(Source records)
──────────
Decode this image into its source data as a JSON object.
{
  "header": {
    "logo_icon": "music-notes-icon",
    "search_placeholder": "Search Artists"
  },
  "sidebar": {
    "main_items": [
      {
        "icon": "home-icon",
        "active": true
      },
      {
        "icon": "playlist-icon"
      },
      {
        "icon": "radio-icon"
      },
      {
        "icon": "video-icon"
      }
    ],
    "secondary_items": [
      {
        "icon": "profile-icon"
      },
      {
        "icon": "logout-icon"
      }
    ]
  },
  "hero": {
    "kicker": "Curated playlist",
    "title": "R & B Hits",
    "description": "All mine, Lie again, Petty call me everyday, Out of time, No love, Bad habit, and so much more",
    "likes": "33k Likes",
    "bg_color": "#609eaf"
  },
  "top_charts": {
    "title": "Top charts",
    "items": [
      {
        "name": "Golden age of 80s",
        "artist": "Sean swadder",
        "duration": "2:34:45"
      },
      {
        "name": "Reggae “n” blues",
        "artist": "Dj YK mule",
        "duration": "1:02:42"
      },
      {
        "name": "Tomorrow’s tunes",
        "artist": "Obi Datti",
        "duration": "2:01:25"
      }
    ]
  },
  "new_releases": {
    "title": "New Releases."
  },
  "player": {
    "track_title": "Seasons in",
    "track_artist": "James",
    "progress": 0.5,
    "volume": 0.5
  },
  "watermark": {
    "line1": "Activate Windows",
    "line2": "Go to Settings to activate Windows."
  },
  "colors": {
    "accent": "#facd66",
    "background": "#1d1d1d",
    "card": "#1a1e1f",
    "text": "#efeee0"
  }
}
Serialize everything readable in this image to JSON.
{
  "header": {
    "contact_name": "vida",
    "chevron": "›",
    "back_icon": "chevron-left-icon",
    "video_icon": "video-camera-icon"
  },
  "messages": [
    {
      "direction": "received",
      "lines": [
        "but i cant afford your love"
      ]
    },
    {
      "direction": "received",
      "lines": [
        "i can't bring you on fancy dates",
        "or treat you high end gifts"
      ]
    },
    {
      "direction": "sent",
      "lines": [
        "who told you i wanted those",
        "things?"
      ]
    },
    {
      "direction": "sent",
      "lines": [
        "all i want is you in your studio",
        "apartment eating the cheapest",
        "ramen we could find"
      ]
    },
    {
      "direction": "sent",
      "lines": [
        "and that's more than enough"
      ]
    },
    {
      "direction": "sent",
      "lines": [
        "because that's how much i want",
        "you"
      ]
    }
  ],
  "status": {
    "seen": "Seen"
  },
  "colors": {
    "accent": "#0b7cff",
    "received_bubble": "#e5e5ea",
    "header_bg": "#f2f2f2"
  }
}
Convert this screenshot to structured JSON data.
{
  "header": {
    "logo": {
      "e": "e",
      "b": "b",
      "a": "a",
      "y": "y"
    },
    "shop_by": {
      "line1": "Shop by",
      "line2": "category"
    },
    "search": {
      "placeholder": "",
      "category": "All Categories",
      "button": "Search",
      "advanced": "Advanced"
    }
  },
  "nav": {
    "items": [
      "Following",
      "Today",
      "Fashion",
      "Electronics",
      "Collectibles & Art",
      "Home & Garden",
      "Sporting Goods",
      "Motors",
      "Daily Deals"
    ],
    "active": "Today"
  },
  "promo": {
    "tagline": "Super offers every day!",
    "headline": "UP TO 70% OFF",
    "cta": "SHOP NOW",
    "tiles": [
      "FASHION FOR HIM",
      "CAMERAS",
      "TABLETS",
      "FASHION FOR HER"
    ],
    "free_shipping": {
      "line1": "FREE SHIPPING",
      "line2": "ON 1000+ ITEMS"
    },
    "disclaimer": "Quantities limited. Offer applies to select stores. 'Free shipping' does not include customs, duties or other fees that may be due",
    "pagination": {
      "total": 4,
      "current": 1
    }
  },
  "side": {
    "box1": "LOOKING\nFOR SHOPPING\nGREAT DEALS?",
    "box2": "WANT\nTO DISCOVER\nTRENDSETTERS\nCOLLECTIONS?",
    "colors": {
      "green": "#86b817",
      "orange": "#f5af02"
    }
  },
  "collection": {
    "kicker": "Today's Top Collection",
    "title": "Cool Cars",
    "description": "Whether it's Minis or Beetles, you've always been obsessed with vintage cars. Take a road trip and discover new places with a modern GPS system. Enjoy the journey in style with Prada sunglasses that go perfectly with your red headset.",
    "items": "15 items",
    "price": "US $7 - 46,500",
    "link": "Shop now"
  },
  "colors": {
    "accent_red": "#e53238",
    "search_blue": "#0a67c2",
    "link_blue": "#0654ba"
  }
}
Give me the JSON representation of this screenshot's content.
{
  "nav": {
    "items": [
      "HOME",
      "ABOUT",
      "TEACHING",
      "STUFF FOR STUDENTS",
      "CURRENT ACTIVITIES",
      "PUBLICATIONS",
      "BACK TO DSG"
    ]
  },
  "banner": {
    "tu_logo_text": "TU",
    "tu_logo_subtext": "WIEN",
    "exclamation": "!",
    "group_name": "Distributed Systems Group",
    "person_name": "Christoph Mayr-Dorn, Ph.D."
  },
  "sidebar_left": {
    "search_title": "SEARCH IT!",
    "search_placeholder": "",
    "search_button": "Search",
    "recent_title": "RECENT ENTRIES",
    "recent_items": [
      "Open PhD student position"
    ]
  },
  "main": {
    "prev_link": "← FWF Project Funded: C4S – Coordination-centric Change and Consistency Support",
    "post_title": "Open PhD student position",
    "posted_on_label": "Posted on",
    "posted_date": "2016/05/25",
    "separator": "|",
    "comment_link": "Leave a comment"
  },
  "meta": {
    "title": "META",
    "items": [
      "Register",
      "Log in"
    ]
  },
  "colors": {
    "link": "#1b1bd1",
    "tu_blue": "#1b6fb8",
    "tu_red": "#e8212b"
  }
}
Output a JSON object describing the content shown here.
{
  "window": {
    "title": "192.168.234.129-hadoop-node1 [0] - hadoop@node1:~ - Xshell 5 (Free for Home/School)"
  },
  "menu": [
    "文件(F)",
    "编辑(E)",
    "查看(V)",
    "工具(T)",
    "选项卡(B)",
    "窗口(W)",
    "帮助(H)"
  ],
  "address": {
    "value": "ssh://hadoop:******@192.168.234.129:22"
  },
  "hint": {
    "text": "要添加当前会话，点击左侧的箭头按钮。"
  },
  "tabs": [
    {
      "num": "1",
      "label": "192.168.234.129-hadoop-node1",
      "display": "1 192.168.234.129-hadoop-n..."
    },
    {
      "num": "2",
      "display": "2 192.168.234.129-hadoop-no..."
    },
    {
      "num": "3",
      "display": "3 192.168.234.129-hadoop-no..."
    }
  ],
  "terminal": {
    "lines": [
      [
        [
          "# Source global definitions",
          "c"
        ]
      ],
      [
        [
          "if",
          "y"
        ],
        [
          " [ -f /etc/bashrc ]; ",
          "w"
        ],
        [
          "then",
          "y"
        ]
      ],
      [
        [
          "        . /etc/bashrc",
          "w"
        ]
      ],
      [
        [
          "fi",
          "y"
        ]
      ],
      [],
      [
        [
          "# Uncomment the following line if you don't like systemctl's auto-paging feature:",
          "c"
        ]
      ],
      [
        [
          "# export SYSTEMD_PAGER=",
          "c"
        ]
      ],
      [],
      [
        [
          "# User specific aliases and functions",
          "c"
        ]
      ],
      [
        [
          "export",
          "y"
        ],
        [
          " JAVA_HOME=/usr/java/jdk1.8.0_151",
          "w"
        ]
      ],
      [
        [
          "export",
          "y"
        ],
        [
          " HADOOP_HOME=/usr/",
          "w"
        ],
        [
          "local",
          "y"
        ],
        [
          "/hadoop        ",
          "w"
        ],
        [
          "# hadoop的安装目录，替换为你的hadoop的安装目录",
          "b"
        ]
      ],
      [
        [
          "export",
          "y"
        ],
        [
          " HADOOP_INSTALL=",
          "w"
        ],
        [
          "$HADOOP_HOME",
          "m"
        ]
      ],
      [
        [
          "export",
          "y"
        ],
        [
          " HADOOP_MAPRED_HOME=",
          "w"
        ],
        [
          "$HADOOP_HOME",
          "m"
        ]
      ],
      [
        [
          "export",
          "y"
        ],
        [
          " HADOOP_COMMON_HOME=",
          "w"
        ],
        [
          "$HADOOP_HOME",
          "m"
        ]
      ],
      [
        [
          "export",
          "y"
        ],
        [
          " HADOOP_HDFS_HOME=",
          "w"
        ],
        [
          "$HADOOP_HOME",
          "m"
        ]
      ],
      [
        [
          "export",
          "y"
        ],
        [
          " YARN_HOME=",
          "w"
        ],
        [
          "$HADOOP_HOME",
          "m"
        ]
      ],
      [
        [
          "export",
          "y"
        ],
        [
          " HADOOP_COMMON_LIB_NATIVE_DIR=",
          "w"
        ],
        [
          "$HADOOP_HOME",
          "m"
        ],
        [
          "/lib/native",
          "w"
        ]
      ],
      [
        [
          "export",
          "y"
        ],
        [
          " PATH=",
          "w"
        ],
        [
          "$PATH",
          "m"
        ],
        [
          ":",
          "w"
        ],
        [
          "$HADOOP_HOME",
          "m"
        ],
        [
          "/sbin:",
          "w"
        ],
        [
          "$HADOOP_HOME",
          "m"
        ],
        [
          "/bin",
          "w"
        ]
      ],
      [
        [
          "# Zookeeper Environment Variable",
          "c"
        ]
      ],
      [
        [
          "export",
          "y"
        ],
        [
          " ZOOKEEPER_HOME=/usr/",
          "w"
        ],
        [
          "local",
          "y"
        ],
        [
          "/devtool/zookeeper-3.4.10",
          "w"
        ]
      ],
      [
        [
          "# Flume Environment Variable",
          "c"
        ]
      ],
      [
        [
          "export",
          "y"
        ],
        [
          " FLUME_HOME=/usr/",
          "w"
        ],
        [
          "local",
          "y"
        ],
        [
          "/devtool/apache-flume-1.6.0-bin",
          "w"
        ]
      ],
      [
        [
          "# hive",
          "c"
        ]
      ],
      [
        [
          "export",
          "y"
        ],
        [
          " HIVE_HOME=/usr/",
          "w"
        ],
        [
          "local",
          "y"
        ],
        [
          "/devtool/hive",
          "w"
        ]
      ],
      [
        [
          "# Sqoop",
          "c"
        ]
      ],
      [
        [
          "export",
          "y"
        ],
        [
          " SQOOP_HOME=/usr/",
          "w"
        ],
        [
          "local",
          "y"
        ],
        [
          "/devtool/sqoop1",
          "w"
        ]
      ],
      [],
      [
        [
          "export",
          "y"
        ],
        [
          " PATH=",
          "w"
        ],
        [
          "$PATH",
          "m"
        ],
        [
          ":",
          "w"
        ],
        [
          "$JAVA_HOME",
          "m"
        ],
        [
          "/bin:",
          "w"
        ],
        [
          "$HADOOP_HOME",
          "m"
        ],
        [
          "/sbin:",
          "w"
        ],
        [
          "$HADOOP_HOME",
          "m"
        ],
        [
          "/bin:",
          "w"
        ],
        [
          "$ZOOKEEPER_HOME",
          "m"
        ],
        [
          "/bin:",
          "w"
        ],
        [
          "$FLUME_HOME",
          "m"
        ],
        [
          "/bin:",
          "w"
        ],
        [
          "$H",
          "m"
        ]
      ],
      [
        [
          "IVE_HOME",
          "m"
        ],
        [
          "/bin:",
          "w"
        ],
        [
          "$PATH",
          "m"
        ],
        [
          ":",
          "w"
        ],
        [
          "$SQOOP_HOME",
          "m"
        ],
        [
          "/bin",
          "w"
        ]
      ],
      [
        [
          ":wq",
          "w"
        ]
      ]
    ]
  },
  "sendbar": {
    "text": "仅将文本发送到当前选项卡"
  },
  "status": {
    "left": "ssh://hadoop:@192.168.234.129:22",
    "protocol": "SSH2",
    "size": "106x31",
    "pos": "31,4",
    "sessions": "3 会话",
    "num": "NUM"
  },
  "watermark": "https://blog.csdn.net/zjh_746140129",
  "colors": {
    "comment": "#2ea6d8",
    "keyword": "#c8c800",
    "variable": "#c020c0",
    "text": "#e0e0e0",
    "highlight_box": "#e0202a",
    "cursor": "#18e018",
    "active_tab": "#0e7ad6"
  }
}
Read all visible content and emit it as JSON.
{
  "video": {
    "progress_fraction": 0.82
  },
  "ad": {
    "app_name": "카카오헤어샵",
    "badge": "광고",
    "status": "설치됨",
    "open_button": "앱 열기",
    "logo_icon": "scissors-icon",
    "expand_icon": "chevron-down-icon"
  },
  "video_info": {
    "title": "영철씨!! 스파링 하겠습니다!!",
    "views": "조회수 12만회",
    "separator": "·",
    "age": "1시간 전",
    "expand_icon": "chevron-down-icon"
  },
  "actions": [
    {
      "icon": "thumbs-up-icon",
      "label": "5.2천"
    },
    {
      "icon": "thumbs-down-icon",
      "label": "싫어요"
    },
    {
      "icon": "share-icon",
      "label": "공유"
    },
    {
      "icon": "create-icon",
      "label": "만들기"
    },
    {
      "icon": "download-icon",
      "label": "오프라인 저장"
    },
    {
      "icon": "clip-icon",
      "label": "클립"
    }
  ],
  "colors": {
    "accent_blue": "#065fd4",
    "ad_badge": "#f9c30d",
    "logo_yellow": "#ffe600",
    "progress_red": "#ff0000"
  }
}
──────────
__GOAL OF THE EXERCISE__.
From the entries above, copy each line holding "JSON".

__ANSWER SECTION__.
Decode this image into its source data as a JSON object.
Serialize everything readable in this image to JSON.
Convert this screenshot to structured JSON data.
Give me the JSON representation of this screenshot's content.
Output a JSON object describing the content shown here.
Read all visible content and emit it as JSON.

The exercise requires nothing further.